Top of Dataset records

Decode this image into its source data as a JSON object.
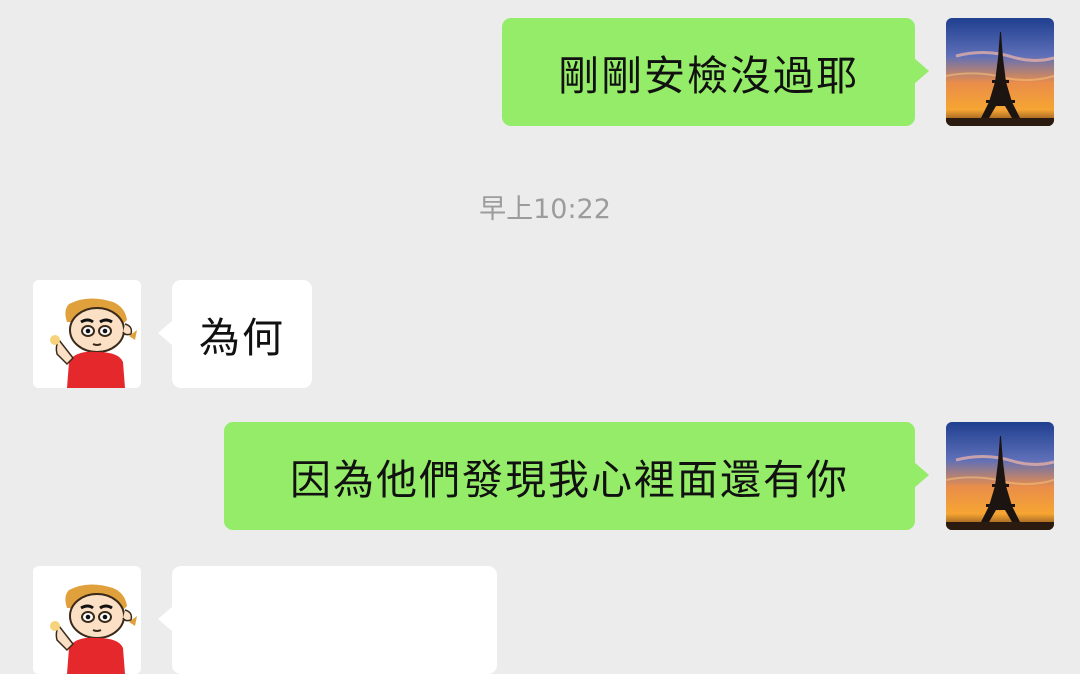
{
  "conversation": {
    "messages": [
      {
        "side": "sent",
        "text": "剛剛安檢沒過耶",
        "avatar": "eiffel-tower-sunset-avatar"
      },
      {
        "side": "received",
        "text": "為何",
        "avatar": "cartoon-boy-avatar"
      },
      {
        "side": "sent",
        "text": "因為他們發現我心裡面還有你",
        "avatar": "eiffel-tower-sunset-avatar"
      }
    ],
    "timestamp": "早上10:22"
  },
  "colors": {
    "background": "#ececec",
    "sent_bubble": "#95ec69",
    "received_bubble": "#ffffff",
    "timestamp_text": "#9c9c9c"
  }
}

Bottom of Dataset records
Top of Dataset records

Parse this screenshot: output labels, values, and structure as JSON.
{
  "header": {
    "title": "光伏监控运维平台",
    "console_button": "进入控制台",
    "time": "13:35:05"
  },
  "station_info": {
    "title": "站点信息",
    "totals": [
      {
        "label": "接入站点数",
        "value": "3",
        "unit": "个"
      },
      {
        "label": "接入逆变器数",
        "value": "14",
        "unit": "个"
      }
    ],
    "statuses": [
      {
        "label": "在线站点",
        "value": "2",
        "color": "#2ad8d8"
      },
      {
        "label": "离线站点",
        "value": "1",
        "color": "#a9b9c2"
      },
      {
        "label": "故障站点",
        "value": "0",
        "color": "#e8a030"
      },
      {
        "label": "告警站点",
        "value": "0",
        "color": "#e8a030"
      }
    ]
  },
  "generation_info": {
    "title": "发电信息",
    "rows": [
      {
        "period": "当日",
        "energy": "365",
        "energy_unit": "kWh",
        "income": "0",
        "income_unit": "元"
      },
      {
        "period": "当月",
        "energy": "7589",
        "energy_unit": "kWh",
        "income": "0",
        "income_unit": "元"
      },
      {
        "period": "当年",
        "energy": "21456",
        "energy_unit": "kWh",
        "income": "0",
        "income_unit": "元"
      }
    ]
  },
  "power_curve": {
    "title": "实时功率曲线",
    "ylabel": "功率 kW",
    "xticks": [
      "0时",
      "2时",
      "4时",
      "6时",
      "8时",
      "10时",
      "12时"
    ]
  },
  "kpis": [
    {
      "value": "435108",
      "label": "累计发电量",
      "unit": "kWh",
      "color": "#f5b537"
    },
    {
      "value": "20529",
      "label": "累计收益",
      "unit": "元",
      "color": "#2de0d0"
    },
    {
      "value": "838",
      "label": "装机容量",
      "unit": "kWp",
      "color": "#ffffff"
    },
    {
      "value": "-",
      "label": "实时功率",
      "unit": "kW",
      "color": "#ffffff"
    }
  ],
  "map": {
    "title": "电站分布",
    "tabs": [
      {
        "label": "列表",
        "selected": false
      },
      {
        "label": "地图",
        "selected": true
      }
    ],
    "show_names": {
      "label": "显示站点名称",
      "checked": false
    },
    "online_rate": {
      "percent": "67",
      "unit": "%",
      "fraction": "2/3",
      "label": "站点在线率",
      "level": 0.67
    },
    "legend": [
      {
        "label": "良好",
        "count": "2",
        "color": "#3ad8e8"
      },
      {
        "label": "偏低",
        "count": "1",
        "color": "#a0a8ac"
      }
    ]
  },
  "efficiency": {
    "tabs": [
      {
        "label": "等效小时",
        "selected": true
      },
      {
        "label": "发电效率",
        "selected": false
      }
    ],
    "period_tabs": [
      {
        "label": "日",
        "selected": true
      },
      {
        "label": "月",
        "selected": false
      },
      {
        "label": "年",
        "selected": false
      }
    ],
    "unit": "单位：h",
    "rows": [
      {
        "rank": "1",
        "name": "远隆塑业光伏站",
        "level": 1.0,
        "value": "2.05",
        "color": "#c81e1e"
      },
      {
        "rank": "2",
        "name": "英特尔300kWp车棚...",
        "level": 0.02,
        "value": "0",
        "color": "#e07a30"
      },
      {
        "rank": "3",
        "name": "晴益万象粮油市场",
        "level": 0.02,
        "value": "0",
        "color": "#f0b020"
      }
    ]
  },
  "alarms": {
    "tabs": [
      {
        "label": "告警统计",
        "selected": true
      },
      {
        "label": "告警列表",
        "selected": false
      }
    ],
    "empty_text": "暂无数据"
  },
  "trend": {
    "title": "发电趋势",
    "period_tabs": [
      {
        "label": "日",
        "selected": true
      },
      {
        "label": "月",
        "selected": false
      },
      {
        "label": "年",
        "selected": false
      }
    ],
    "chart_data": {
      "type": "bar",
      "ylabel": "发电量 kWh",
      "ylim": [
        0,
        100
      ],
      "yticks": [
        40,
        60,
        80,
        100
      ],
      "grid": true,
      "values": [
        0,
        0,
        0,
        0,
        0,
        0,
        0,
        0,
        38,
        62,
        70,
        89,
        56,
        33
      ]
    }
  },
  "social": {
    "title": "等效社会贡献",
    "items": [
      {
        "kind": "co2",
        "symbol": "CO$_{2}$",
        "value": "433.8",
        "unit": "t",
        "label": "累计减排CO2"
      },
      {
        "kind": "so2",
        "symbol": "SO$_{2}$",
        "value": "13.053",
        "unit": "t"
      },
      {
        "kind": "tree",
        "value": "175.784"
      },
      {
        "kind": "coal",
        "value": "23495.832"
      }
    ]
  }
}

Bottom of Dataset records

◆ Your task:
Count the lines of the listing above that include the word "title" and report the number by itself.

◆ Response to this task:
7